Talk in the Bears’ locker room Wednesday turned to Giants wide receiver Odell Beckham Jr.’s $90 million contract extension. Someone mentioned that Beckham must be feeling a lot of pressure.
“I could name you 90 million reasons why there’s no pressure,” cornerback Prince Amukamara said later.
Amukamara didn’t sign a record-breaking deal this offseason, but his three-year, $27 million contract — with $18 million guaranteed over two seasons — was enough to give him a newfound appreciation for stability. The previous three seasons, Amukamara played out the final year of three separate contracts.
“I think the pressure’s off,” Amukamara said. “Now you can play even more free. I don’t know why guys’ play declines [after signing big contracts]. I can play more free. I’m not worried about getting subbed out. I’m not worried about getting cut, all that stuff. I’m not worried about trying to impress everybody. Now I can home in and play my game.”
A year ago, cornerback was one of the franchise’s biggest concerns, short term and long term. With Amukamara re-signed and Kyle Fuller resurgent, though, the starting positions are among the most stable parts of a defense that returns its entire coaching staff and most of its relevant contributors.
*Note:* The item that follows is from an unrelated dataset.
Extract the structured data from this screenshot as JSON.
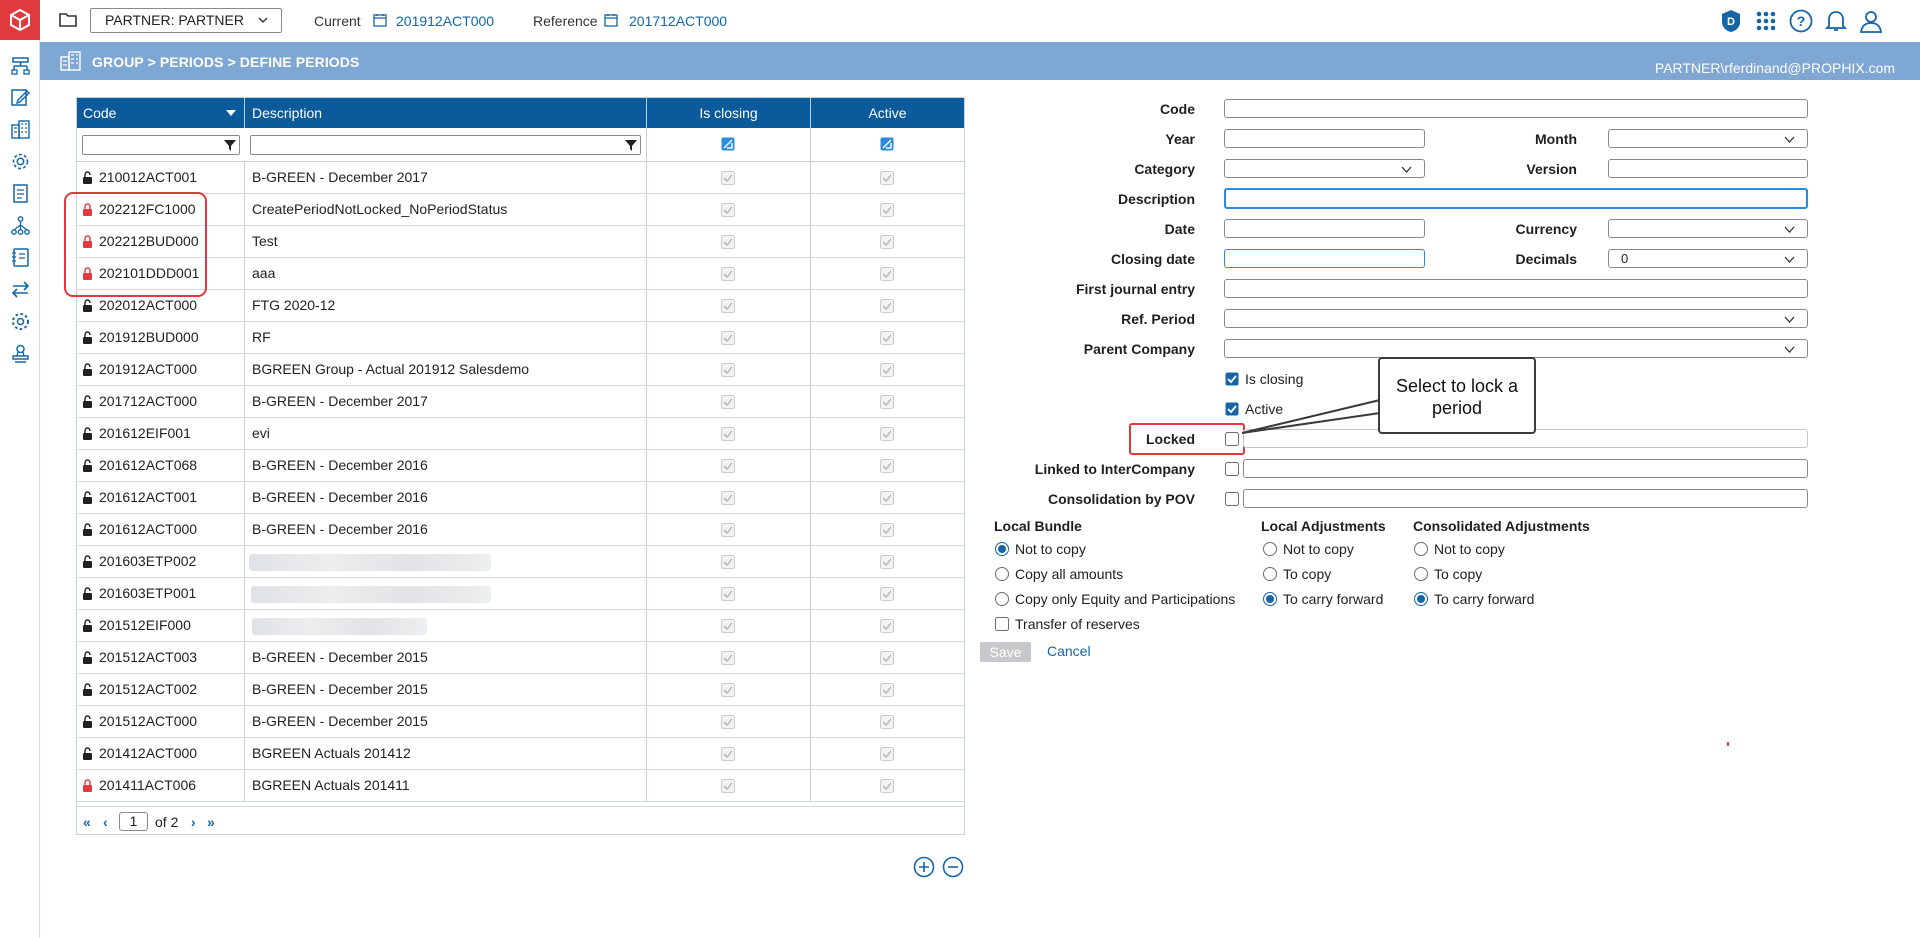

It’s likely the Bears’ 11 Week 1 starters against the Packers are all returning members of last year’s team.
“The fact we’ve got continuity working for us — not only personnel but the same defense and coaches — we’re going to be as good as we want to be,” Amukamara said. “To be honest, what better way to have a test than the first game Sunday night?”
The only drama of Thursday night’s preseason game will be among players fighting for spots at the back end of the roster. Amukamara, who has recovered from a groin injury, will watch with 30 or so players from the sideline.
He was a solid performer last season despite turning in his second consecutive year without an interception. In eight full years, he only has logged more than one pick in one season. The lanky Amukamara said that playing press corner, in which he jams receivers at the line, has limited his chances.
“I’ve been playing off a little more,” he said, “so I’ve been able to see things before they actually happen. . . . The last couple of years, I came up a little short. But takeaways have been heavily stressed. As a defense, we feel that’ll get us to where we want to be.”